After the New Year's celebrations are over, everyone starts to make New Year's resolutions. Often we want to be healthier, wealthier, and smarter, and are prepared to develop a lot of positive habits for it—a phenomenon known as the "starting point effect." However, this "honeymoon" phase was short-lived. Despite our best efforts, fewer gym trips, shrinking income levels and budgets, most people eventually fall back into the cycle of bad habits. But what if I told you that influencing other people's behavior is possible and that we can guide people to do the right thing to achieve their goals?
Robert Cialdini defines six principles of influence in his book Influence: Science and Practice:
the principle of social proof;
the principle of authority;
Commitment and consistency principles;
In this article, we'll discuss the last principle on this list: Commitment and Consistency.
Definition: Behavioral consistency refers to the tendency of people to behave similarly to past behaviors and judgments.
Consistency in behavior is our default judgment to facilitate quick decision-making.
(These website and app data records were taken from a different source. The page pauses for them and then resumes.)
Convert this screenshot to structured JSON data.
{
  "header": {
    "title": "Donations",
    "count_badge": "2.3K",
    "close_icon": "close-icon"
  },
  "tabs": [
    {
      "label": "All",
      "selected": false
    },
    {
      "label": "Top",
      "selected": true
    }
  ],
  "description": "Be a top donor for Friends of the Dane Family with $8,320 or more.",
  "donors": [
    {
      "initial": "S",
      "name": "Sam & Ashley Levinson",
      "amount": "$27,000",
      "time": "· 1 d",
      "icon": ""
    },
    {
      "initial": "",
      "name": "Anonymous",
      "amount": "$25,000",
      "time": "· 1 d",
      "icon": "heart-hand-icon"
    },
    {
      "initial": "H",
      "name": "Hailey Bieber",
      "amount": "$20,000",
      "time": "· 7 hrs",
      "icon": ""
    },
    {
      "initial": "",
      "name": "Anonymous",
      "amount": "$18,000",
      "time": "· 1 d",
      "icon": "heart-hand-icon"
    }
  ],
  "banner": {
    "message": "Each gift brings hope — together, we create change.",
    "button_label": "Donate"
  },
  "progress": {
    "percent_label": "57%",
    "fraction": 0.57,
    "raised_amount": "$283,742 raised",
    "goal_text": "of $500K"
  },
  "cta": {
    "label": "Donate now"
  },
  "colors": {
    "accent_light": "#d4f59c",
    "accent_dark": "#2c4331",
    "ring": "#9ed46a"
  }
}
Rather than re-judging every time you encounter a problem, sticking to the last decision is a more convenient strategy. From an evolutionary perspective, behavioral b2b data consistency also helps us: in a socialized environment, a person with unpredictable behavior is less likely to be liked or to contribute to the development of a tribe.
In Cialdini's research, he found that not only did people behave consistently, they even chose to do the same when they discovered that other people's decisions were wrong.
Behavioral consistency works at both the individual and social levels. As Cialdini puts it: “Once we make a choice or take a stand, personal and interpersonal pressures demand that we align with this commitment. These pressures will drive us to respond, thus justifying our earlier decisions. ."
Let's say in your New Year's resolution that you decide to go to the 6:00 a.m. zone gym three days a week. Once you make that decision, you'll feel compelled to stick with it. This is the impact on a personal level - the pressure to commit to yourself. This pressure is stronger on a social level—that is, if the commitment is public and involves other people, such as if you and a friend both agree to meet at the gym in the morning, you'll pay more attention to your resolution and be more likely to follow through. While being inconsistent with yourself may feel a little guilty, being inconsistent with others can lead to interpersonal risk. Commitment inconsistent with behavior is considered an unwelcome trait, associated with irrationality, deceit, and even incompetence; it produces responses of disappointment, anger, and confusion. These risks generate enormous social pressures, which in turn push people to fulfill their promises. Therefore, people will work to ensure that their behavior is in line with past decisions to avoid these pressures.
If a person promises to do something, they are likely to follow through because of these personal and societal pressures. It doesn't have to be a commitment to the next big thing, in fact it's usually a small decision. It's likely that our fitness plan is a casual promise made during the New Year's celebration of drinking. Or my parents' scribbled response to my request for a dog. My dad would reply, "Maybe I'll buy it for you when you're older." He hoped I would slowly forget about it. And I asked him further: "How old do you have to be to have a puppy?", and my mother finally said helplessly: "Maybe when you are ten years old I can give you a puppy." The rest of the time until I get the puppy.
With some chagrin they kept their word, and when I was ten, I got a hound named Toby who lived an incredible 11 years. Funny (but predictably) my parents loved it too.
1. Examples of Commitment and Behavioral Consistency in UX
To take advantage of behavioral consistency, ask users to make an initial commitment to the activities you want them to engage in. The initial commitment you propose to the user must be: